Data about app and page elements
========================
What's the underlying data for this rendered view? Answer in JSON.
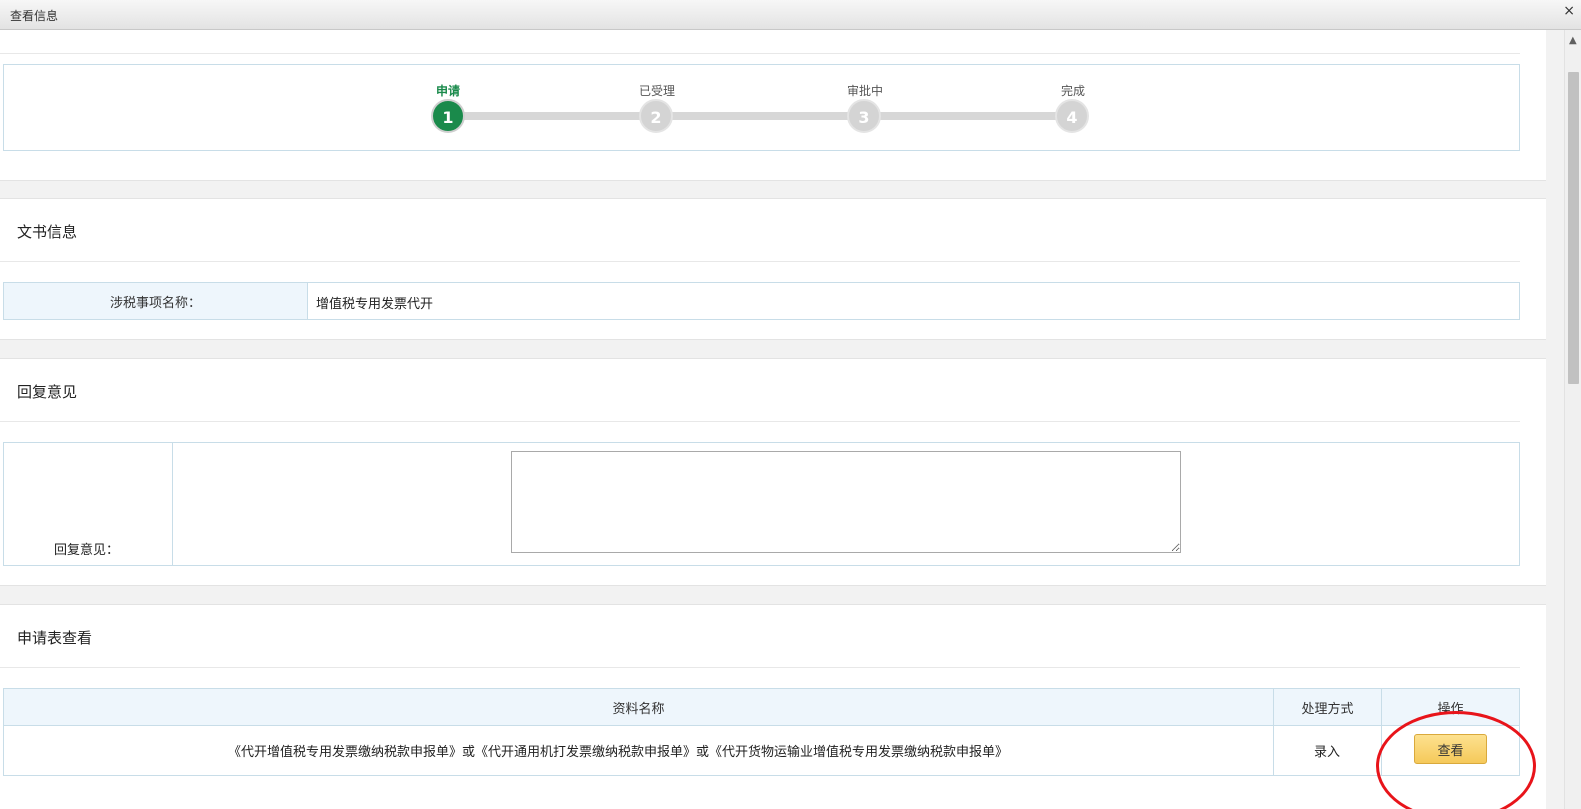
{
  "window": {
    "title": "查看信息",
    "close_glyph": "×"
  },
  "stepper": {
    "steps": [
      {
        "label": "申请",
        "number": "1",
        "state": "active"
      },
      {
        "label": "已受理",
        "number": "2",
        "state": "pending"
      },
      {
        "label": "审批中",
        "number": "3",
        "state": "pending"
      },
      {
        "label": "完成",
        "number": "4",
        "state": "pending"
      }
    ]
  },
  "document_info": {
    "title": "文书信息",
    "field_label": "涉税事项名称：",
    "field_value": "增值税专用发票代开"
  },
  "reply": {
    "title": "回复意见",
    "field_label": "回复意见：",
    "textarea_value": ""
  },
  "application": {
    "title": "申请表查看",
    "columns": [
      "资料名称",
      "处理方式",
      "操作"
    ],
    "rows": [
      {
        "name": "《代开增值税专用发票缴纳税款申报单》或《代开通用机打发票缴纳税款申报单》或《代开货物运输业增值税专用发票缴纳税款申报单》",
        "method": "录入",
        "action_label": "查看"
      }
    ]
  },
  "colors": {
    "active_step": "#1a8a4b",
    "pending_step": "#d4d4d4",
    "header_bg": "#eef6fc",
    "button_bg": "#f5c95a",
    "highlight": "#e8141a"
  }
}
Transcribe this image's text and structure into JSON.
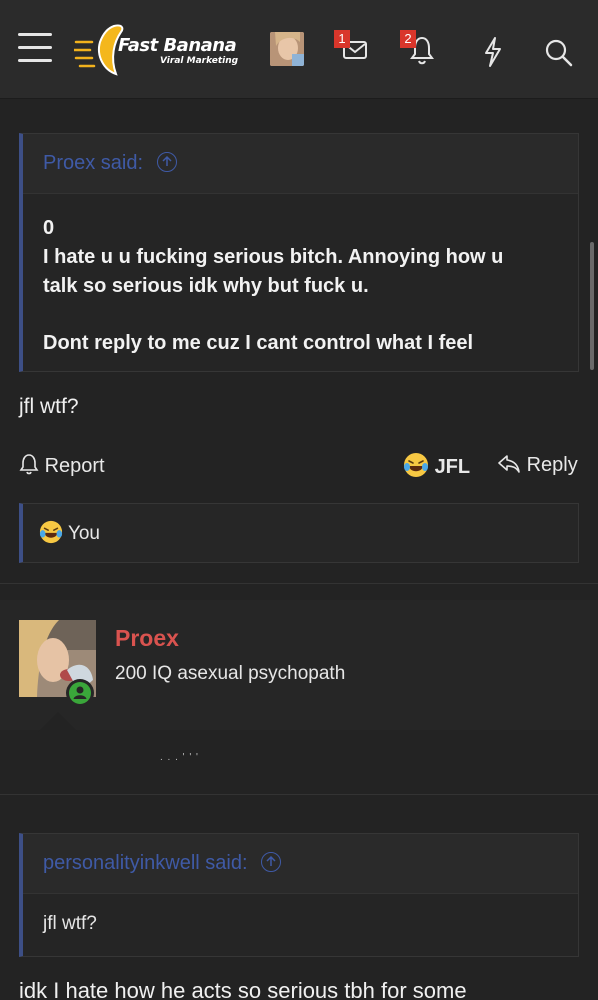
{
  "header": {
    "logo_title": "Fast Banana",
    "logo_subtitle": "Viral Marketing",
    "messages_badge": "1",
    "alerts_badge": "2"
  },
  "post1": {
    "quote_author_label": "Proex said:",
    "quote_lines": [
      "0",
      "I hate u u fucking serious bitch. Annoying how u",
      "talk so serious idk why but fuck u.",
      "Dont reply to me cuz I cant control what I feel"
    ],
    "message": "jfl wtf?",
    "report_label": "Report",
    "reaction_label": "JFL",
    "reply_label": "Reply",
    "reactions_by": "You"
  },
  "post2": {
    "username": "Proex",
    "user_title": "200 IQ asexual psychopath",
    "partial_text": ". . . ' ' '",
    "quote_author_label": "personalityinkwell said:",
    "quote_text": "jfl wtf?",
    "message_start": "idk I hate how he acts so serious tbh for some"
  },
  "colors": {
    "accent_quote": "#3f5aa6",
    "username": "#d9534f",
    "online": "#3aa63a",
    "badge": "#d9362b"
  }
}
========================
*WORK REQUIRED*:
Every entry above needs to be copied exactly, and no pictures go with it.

*OUTPUT*:
What's the underlying data for this rendered view? Answer in JSON.
{
  "window": {
    "title": "查看信息",
    "close_glyph": "×"
  },
  "stepper": {
    "steps": [
      {
        "label": "申请",
        "number": "1",
        "state": "active"
      },
      {
        "label": "已受理",
        "number": "2",
        "state": "pending"
      },
      {
        "label": "审批中",
        "number": "3",
        "state": "pending"
      },
      {
        "label": "完成",
        "number": "4",
        "state": "pending"
      }
    ]
  },
  "document_info": {
    "title": "文书信息",
    "field_label": "涉税事项名称：",
    "field_value": "增值税专用发票代开"
  },
  "reply": {
    "title": "回复意见",
    "field_label": "回复意见：",
    "textarea_value": ""
  },
  "application": {
    "title": "申请表查看",
    "columns": [
      "资料名称",
      "处理方式",
      "操作"
    ],
    "rows": [
      {
        "name": "《代开增值税专用发票缴纳税款申报单》或《代开通用机打发票缴纳税款申报单》或《代开货物运输业增值税专用发票缴纳税款申报单》",
        "method": "录入",
        "action_label": "查看"
      }
    ]
  },
  "colors": {
    "active_step": "#1a8a4b",
    "pending_step": "#d4d4d4",
    "header_bg": "#eef6fc",
    "button_bg": "#f5c95a",
    "highlight": "#e8141a"
  }
}
Transcribe this image's text and structure into JSON.
{
  "header": {
    "logo_title": "Fast Banana",
    "logo_subtitle": "Viral Marketing",
    "messages_badge": "1",
    "alerts_badge": "2"
  },
  "post1": {
    "quote_author_label": "Proex said:",
    "quote_lines": [
      "0",
      "I hate u u fucking serious bitch. Annoying how u",
      "talk so serious idk why but fuck u.",
      "Dont reply to me cuz I cant control what I feel"
    ],
    "message": "jfl wtf?",
    "report_label": "Report",
    "reaction_label": "JFL",
    "reply_label": "Reply",
    "reactions_by": "You"
  },
  "post2": {
    "username": "Proex",
    "user_title": "200 IQ asexual psychopath",
    "partial_text": ". . . ' ' '",
    "quote_author_label": "personalityinkwell said:",
    "quote_text": "jfl wtf?",
    "message_start": "idk I hate how he acts so serious tbh for some"
  },
  "colors": {
    "accent_quote": "#3f5aa6",
    "username": "#d9534f",
    "online": "#3aa63a",
    "badge": "#d9362b"
  }
}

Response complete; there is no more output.